As the holiday season settles in, I need to segue into Scrooge mode. In this Design Observer post, Chappell Ellison notes the sentimental exploitation of the idea of storytelling in some current ad campaigns, including Starbucks’.
“Stories are gifts — share,” snakes across the cardboard coffee cozies. “Share a cup, share a story,” proclaim the banners hanging in the store windows. While the act of storytelling and coffee is a logical connection, it hardly seems fair for Starbucks to co-opt such an intimate bond.
This offense might have gone unnoticed if several other large corporations weren’t abusing the art of storytelling. I recently spotted a Whole Foods bag, printed with images of snowflakes, red ribbons and the phrase, “Every meal has a story.” And here I was thinking that writers were purveyors of stories, not coffee chains or organic grocery stores.

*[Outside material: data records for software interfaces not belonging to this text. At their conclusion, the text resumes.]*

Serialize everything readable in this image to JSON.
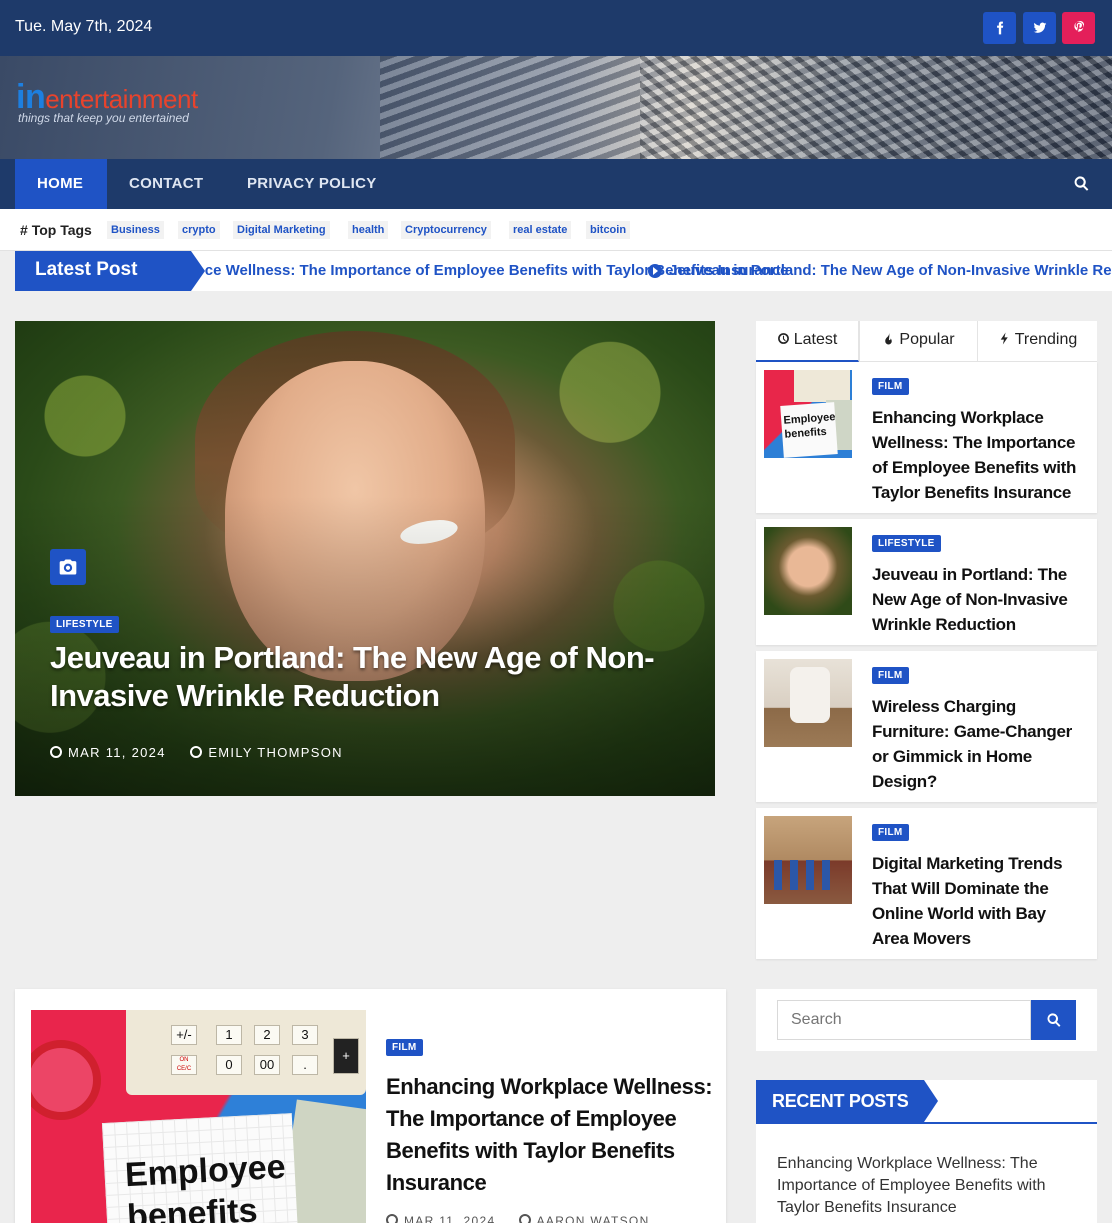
{
  "topbar": {
    "date": "Tue. May 7th, 2024",
    "social": [
      {
        "icon": "facebook-icon",
        "color": "#1f53c5"
      },
      {
        "icon": "twitter-icon",
        "color": "#1f53c5"
      },
      {
        "icon": "pinterest-icon",
        "color": "#e41f5a"
      }
    ]
  },
  "header": {
    "logo_in": "in",
    "logo_rest": "entertainment",
    "tagline": "things that keep you entertained"
  },
  "nav": {
    "items": [
      "HOME",
      "CONTACT",
      "PRIVACY POLICY"
    ],
    "active": "HOME"
  },
  "tags": {
    "label": "Top Tags",
    "items": [
      "Business",
      "crypto",
      "Digital Marketing",
      "health",
      "Cryptocurrency",
      "real estate",
      "bitcoin"
    ]
  },
  "ticker": {
    "label": "Latest Post",
    "items": [
      "Enhancing Workplace Wellness: The Importance of Employee Benefits with Taylor Benefits Insurance",
      "Jeuveau in Portland: The New Age of Non-Invasive Wrinkle Reduction"
    ]
  },
  "hero": {
    "category": "LIFESTYLE",
    "title": "Jeuveau in Portland: The New Age of Non-Invasive Wrinkle Reduction",
    "date": "MAR 11, 2024",
    "author": "EMILY THOMPSON"
  },
  "sidebar_tabs": [
    "Latest",
    "Popular",
    "Trending"
  ],
  "sidebar_posts": [
    {
      "category": "FILM",
      "title": "Enhancing Workplace Wellness: The Importance of Employee Benefits with Taylor Benefits Insurance",
      "thumb_text": "Employee benefits"
    },
    {
      "category": "LIFESTYLE",
      "title": "Jeuveau in Portland: The New Age of Non-Invasive Wrinkle Reduction"
    },
    {
      "category": "FILM",
      "title": "Wireless Charging Furniture: Game-Changer or Gimmick in Home Design?"
    },
    {
      "category": "FILM",
      "title": "Digital Marketing Trends That Will Dominate the Online World with Bay Area Movers"
    }
  ],
  "feature_post": {
    "category": "FILM",
    "title": "Enhancing Workplace Wellness: The Importance of Employee Benefits with Taylor Benefits Insurance",
    "date": "MAR 11, 2024",
    "author": "AARON WATSON",
    "image_text_1": "Employee",
    "image_text_2": "benefits",
    "keys": [
      "+/-",
      "1",
      "2",
      "3",
      "ON CE/C",
      "0",
      "00",
      ".",
      "+"
    ]
  },
  "search": {
    "placeholder": "Search"
  },
  "recent_posts": {
    "label": "RECENT POSTS",
    "items": [
      "Enhancing Workplace Wellness: The Importance of Employee Benefits with Taylor Benefits Insurance"
    ]
  },
  "colors": {
    "primary": "#1f53c5",
    "navy": "#1e3a6a",
    "pinterest": "#e41f5a"
  }
}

Contra Ellison, I think that advertisers have always been the purveyors of stories, and fiction writers and marketing professionals have long traded tropes and structures meant to appeal to our desire for more suitable scaffolding for our daydreams. Advertisers tend to be more efficient in their evocations. In Ellison’s examples, “storytelling” has become a shorthand idea in the story the companies want to tell, a metonym for family closeness, for holiday memories passed down generationally. “Fair” or not, Starbucks and Whole Foods want to glom onto those memories and draw some of their affective energy to their products, which can then serve as the prompt for evoking those feelings much more efficiently and cleanly, without the ambivalence that colors any genuine recollection (even if the ambivalence is an awareness of time passing, of mortality).
What may be new is the “sharing” aspect of these pitches—that the products will prompt users to tell their own stories, just like using social media is supposed to do. Sharing and intimacy are conflated in the ads, even as the automation and commercial exploitation of sharing drives them further apart than ever. “Sharing” has taken on talismanic ideological significance in our culture as the great gift that has been bestowed upon us by technology and its miracles of connectivity. But the importance of sharing to business is in the value that “sharers” create without compensation: for example, by spreading advertising messages virally or innovating new meanings for products and enriching the storytelling base on which they draw.
So I think that the “creating/sharing stories” angle in these ads reflect not only the sentimental significance of storytelling for commercially exploiting notions of the idealized family, but also the increasing interest companies have in our brand-enriching immaterial labor, which, drawing on Lazzarato and Virno, I defined this way in an earlier Generation Bubble post:
the everyday acts of identity-building consumption and friendship that the increasing mediatization of society now make available for capture… This sort of labor has precipitated a value crisis of its own, in the form of work that can’t be valued in wages, as capitalism has always required. What is that work really worth? Why are we even bothering? What price tag can we put on the effort it takes to make life livable, to make ourselves known to ourselves, to secure social recognition?
If capital has run out of productive investments for making goods and services, and the cycle of expanding fictitious capital has played itself out for the time being, it may retrench by financing a manufacturing project that never ends — the production of the self, as carried out in the “social factory.”... Rather than imagining ourselves valuable for the traditional role we assume in our community, we instead try to discover and enlarge our subjectivity through publicized acts of consumption — be they conspicuous luxuries or altruistic acts or clever, innovative re-uses of goods, or what have you. We consume to create cool, which in turn reflects the glories of its creator. But from the point of view of capital, our acts of everyday self-realization are perceived as knowledge production for the information economy, elaborating the intricately woven code (as Jean Baudrillard calls it) that constitutes the symbolic value of brands and goods.
In this sense, Ellison is right. We tell stories about the things in our life that companies are more and more able to co-opt and transform into marketing. This in turn makes our own storytelling always already seem like marketing. The product placements are already implicit.